Two people were killed and 8 were injured in a stabbing spree in the Finnish city of Turku on Friday, police said, after officers shot one suspect and warned several others could still be at large.
“There are eight victims in the stabbing. Two dead and six injured,” Turku police tweeted after the assault in a market square.
Police shot one suspect in the legs and arrested him. Security forces wrote on Twitter that police were “looking for other possible perpetrators”.
“They ask the population to leave and avoid central Turku,” the tweet added.
The stabbing spree comes with Europe on high alert a day after drivers slammed vehicles into pedestrians in two attacks in Spain, killing at least 14 people and injuring more than 100 others. The militant Islamic State (IS) group has claimed responsibility for the Barcelona attack.
In Turku, images of a body covered in a white blanket at the scene of the stabbing was published on some online news sites, including the local daily Turun Sanomat.
The attack took place in the heart of the port city in southwestern Finland, just after 3pm in a bustling neighbourhood.
“I saw an old woman, I tried to help her. She was bleeding all over her body,” Wali Hashi, who witnessed the attack, said.
“She was wounded to her neck with the knife… I took her aside.” Another witness, who did not want to give his name, told public television YLE: “A young woman screamed really loudly at one corner of the square. We saw a man on the square, with a knife in his hand and he was waving it.” Central Turku — located about 140 kilometres from the capital Helsinki — was swiftly cordoned off and stores and restaurants closed.
Police ID suspect as Moroccan
Police are now investigating a stabbing spree in Finland that left two people dead as a terrorist attack, police said Saturday, identifying the suspect as an 18-year-old Moroccan citizen.
“The incidents were initially investigated as murders, but in light of further information received during the night, the offences include now murders with terrorist intent and their attempts,” police said in a statement.
The suspect’s “identity is known to the police. He is an 18-year-old Moroccan citizen,” it said, providing no other details about him.
Police on Saturday raised the number of injured in the attack from six to eight, adding that the injured included an Italian national and two Swedes. The other victims were all Finns.
Police also arrested five people in a Turku apartment overnight.
“There was a raid and we have now six suspects in custody, the main suspect and five others,” detective superintendent Markus Laine of the National Bureau of Investigation (NBI) told AFP.
“We are investigating the role of these five other people but we are not sure yet if they had anything to do with (the attack)… We will interrogate them, after that we can tell you more. But they had been in contact with the main suspect,” Laine said.

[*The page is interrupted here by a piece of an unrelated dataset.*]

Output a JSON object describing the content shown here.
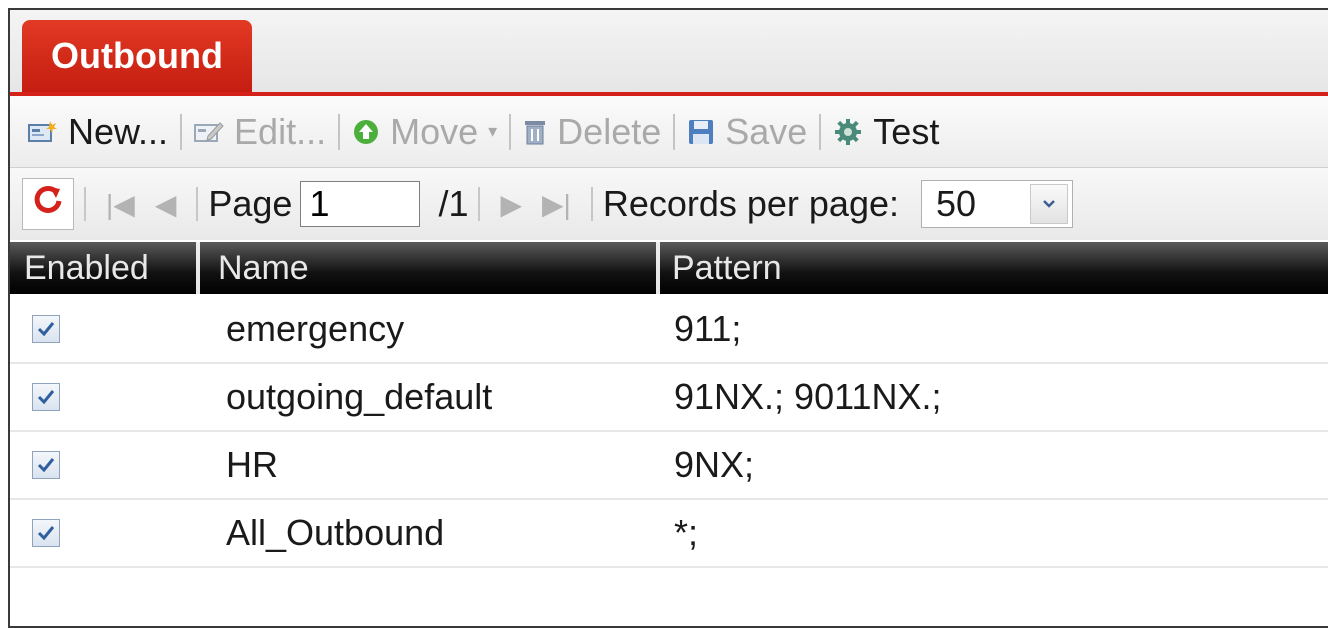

In June, Finland’s intelligence and security agency Supo raised the country’s terror threat level by a notch, from “low” to “elevated”, the second notch on a four-tier scale.
It said at the time it saw an increased risk of an attack committed by the the so-called Islamic State (IS) group.
– Flags at half-mast –
Police have said they are collaborating with the Finnish Immigration Service and international authorities in their investigation.
“Several national authorities are participating in the investigation. We are also working together with our foreign colleagues to investigate the case,” it said in a tweet.
The suspect is being treated in hospital in intensive care for a gunshot wound to the thigh.
The motive for the attack was not yet known.
“We haven’t yet interrogated the main suspect because of his medical condition,” Laine said.
Police also said they had impounded a white Fiat Ducato van suspected of being tied to Friday’s stabbing, but provided no other information about how it was linked.
On Saturday, the interior ministry ordered flags to fly at half-mast across Finland in honour of the victims.
The Nordic country also raised its emergency readiness nationwide after the stabbing, increasing security at airports and train stations and putting more officers on the streets.
Media reports in Finland said police believed the suspect had picked his victims at random, but Laine could not confirm that.
Police have said it was likely the suspect acted alone, but said Friday they were looking for “other possible perpetrators.”
In Turku, Finnish President Sauli Niinisto attended a vigil held in the Turku Cathedral on Friday evening in honour of the victims.